### Exercise prompt
Copy out the entire listing, keeping each line exactly as it is.

### Dataset records
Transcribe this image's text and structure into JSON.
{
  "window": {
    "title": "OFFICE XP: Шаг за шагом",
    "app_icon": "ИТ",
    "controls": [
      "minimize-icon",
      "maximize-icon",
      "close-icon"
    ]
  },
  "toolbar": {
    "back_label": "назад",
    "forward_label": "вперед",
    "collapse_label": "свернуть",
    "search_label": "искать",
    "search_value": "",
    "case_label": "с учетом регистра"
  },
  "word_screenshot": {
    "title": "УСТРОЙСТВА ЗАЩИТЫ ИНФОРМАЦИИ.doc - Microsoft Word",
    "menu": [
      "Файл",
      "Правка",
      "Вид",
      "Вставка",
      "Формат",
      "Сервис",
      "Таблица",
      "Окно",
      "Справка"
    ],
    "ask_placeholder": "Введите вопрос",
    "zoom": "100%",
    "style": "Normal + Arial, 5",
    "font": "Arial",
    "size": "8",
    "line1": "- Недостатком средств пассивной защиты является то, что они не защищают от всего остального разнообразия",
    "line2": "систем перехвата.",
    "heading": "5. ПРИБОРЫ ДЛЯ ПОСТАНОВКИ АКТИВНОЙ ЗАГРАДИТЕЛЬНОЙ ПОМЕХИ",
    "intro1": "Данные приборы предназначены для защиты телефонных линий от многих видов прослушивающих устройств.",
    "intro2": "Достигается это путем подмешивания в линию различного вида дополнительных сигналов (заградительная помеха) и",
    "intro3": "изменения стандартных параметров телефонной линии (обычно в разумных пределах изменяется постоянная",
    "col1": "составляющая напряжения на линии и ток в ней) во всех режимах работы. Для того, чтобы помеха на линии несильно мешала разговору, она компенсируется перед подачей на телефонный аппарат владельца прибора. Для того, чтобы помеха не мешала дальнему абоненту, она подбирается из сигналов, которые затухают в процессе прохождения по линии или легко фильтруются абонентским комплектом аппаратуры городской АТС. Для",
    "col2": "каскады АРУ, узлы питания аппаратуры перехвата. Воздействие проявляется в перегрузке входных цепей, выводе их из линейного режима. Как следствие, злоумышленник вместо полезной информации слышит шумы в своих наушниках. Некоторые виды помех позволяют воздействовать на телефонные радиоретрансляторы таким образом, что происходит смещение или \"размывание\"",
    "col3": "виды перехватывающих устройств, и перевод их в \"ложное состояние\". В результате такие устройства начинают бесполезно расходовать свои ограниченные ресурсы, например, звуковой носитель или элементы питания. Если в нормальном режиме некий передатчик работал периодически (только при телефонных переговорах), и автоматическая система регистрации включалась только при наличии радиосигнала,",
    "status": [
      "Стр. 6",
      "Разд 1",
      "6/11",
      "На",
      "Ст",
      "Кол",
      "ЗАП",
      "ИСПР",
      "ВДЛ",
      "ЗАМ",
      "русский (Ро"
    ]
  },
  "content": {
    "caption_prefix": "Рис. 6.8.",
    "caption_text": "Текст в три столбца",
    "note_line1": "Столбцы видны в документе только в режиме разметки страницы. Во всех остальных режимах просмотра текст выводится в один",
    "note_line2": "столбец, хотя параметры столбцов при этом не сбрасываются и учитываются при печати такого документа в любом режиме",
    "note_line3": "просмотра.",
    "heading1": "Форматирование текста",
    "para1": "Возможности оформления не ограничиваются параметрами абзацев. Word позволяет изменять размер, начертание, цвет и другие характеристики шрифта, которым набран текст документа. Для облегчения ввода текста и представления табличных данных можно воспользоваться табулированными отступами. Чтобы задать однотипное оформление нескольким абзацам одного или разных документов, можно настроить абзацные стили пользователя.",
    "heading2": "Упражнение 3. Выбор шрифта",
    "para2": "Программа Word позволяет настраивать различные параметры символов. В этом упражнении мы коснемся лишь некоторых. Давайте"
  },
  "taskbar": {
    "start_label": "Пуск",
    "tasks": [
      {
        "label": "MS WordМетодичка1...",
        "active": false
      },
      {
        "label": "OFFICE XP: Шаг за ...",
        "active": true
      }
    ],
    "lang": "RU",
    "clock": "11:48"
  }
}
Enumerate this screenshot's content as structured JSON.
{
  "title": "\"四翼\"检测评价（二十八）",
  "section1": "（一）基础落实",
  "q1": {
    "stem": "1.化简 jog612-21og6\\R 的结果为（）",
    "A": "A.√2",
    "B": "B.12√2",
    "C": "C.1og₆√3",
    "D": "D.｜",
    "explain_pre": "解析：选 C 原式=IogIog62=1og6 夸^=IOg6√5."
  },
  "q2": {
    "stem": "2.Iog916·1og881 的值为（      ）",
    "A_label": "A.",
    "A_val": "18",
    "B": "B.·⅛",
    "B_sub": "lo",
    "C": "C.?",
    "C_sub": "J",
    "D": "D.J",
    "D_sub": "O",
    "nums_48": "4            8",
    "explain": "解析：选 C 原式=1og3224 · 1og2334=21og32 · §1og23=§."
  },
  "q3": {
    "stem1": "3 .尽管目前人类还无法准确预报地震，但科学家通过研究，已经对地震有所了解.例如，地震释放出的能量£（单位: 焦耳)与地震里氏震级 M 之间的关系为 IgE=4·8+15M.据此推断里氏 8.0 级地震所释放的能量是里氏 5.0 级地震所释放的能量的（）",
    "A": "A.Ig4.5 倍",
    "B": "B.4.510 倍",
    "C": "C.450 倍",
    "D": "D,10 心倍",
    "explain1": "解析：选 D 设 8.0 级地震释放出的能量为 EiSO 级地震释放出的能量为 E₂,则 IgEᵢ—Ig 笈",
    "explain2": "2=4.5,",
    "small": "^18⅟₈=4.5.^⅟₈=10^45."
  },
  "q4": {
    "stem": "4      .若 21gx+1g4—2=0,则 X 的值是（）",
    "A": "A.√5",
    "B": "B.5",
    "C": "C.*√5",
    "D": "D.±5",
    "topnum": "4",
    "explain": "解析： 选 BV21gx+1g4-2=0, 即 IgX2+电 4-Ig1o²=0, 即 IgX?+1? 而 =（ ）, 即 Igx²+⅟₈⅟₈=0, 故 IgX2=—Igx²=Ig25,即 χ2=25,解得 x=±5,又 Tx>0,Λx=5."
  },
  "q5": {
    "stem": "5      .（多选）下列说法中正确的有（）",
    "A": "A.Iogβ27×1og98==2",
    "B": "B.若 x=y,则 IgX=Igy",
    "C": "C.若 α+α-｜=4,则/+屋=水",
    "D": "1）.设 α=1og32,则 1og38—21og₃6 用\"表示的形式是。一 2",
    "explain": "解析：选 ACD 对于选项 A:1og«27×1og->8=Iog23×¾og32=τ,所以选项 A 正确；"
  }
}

### Result for this task
Transcribe this image's text and structure into JSON.
{
  "window": {
    "title": "OFFICE XP: Шаг за шагом",
    "app_icon": "ИТ",
    "controls": [
      "minimize-icon",
      "maximize-icon",
      "close-icon"
    ]
  },
  "toolbar": {
    "back_label": "назад",
    "forward_label": "вперед",
    "collapse_label": "свернуть",
    "search_label": "искать",
    "search_value": "",
    "case_label": "с учетом регистра"
  },
  "word_screenshot": {
    "title": "УСТРОЙСТВА ЗАЩИТЫ ИНФОРМАЦИИ.doc - Microsoft Word",
    "menu": [
      "Файл",
      "Правка",
      "Вид",
      "Вставка",
      "Формат",
      "Сервис",
      "Таблица",
      "Окно",
      "Справка"
    ],
    "ask_placeholder": "Введите вопрос",
    "zoom": "100%",
    "style": "Normal + Arial, 5",
    "font": "Arial",
    "size": "8",
    "line1": "- Недостатком средств пассивной защиты является то, что они не защищают от всего остального разнообразия",
    "line2": "систем перехвата.",
    "heading": "5. ПРИБОРЫ ДЛЯ ПОСТАНОВКИ АКТИВНОЙ ЗАГРАДИТЕЛЬНОЙ ПОМЕХИ",
    "intro1": "Данные приборы предназначены для защиты телефонных линий от многих видов прослушивающих устройств.",
    "intro2": "Достигается это путем подмешивания в линию различного вида дополнительных сигналов (заградительная помеха) и",
    "intro3": "изменения стандартных параметров телефонной линии (обычно в разумных пределах изменяется постоянная",
    "col1": "составляющая напряжения на линии и ток в ней) во всех режимах работы. Для того, чтобы помеха на линии несильно мешала разговору, она компенсируется перед подачей на телефонный аппарат владельца прибора. Для того, чтобы помеха не мешала дальнему абоненту, она подбирается из сигналов, которые затухают в процессе прохождения по линии или легко фильтруются абонентским комплектом аппаратуры городской АТС. Для",
    "col2": "каскады АРУ, узлы питания аппаратуры перехвата. Воздействие проявляется в перегрузке входных цепей, выводе их из линейного режима. Как следствие, злоумышленник вместо полезной информации слышит шумы в своих наушниках. Некоторые виды помех позволяют воздействовать на телефонные радиоретрансляторы таким образом, что происходит смещение или \"размывание\"",
    "col3": "виды перехватывающих устройств, и перевод их в \"ложное состояние\". В результате такие устройства начинают бесполезно расходовать свои ограниченные ресурсы, например, звуковой носитель или элементы питания. Если в нормальном режиме некий передатчик работал периодически (только при телефонных переговорах), и автоматическая система регистрации включалась только при наличии радиосигнала,",
    "status": [
      "Стр. 6",
      "Разд 1",
      "6/11",
      "На",
      "Ст",
      "Кол",
      "ЗАП",
      "ИСПР",
      "ВДЛ",
      "ЗАМ",
      "русский (Ро"
    ]
  },
  "content": {
    "caption_prefix": "Рис. 6.8.",
    "caption_text": "Текст в три столбца",
    "note_line1": "Столбцы видны в документе только в режиме разметки страницы. Во всех остальных режимах просмотра текст выводится в один",
    "note_line2": "столбец, хотя параметры столбцов при этом не сбрасываются и учитываются при печати такого документа в любом режиме",
    "note_line3": "просмотра.",
    "heading1": "Форматирование текста",
    "para1": "Возможности оформления не ограничиваются параметрами абзацев. Word позволяет изменять размер, начертание, цвет и другие характеристики шрифта, которым набран текст документа. Для облегчения ввода текста и представления табличных данных можно воспользоваться табулированными отступами. Чтобы задать однотипное оформление нескольким абзацам одного или разных документов, можно настроить абзацные стили пользователя.",
    "heading2": "Упражнение 3. Выбор шрифта",
    "para2": "Программа Word позволяет настраивать различные параметры символов. В этом упражнении мы коснемся лишь некоторых. Давайте"
  },
  "taskbar": {
    "start_label": "Пуск",
    "tasks": [
      {
        "label": "MS WordМетодичка1...",
        "active": false
      },
      {
        "label": "OFFICE XP: Шаг за ...",
        "active": true
      }
    ],
    "lang": "RU",
    "clock": "11:48"
  }
}
Enumerate this screenshot's content as structured JSON.
{
  "title": "\"四翼\"检测评价（二十八）",
  "section1": "（一）基础落实",
  "q1": {
    "stem": "1.化简 jog612-21og6\\R 的结果为（）",
    "A": "A.√2",
    "B": "B.12√2",
    "C": "C.1og₆√3",
    "D": "D.｜",
    "explain_pre": "解析：选 C 原式=IogIog62=1og6 夸^=IOg6√5."
  },
  "q2": {
    "stem": "2.Iog916·1og881 的值为（      ）",
    "A_label": "A.",
    "A_val": "18",
    "B": "B.·⅛",
    "B_sub": "lo",
    "C": "C.?",
    "C_sub": "J",
    "D": "D.J",
    "D_sub": "O",
    "nums_48": "4            8",
    "explain": "解析：选 C 原式=1og3224 · 1og2334=21og32 · §1og23=§."
  },
  "q3": {
    "stem1": "3 .尽管目前人类还无法准确预报地震，但科学家通过研究，已经对地震有所了解.例如，地震释放出的能量£（单位: 焦耳)与地震里氏震级 M 之间的关系为 IgE=4·8+15M.据此推断里氏 8.0 级地震所释放的能量是里氏 5.0 级地震所释放的能量的（）",
    "A": "A.Ig4.5 倍",
    "B": "B.4.510 倍",
    "C": "C.450 倍",
    "D": "D,10 心倍",
    "explain1": "解析：选 D 设 8.0 级地震释放出的能量为 EiSO 级地震释放出的能量为 E₂,则 IgEᵢ—Ig 笈",
    "explain2": "2=4.5,",
    "small": "^18⅟₈=4.5.^⅟₈=10^45."
  },
  "q4": {
    "stem": "4      .若 21gx+1g4—2=0,则 X 的值是（）",
    "A": "A.√5",
    "B": "B.5",
    "C": "C.*√5",
    "D": "D.±5",
    "topnum": "4",
    "explain": "解析： 选 BV21gx+1g4-2=0, 即 IgX2+电 4-Ig1o²=0, 即 IgX?+1? 而 =（ ）, 即 Igx²+⅟₈⅟₈=0, 故 IgX2=—Igx²=Ig25,即 χ2=25,解得 x=±5,又 Tx>0,Λx=5."
  },
  "q5": {
    "stem": "5      .（多选）下列说法中正确的有（）",
    "A": "A.Iogβ27×1og98==2",
    "B": "B.若 x=y,则 IgX=Igy",
    "C": "C.若 α+α-｜=4,则/+屋=水",
    "D": "1）.设 α=1og32,则 1og38—21og₃6 用\"表示的形式是。一 2",
    "explain": "解析：选 ACD 对于选项 A:1og«27×1og->8=Iog23×¾og32=τ,所以选项 A 正确；"
  }
}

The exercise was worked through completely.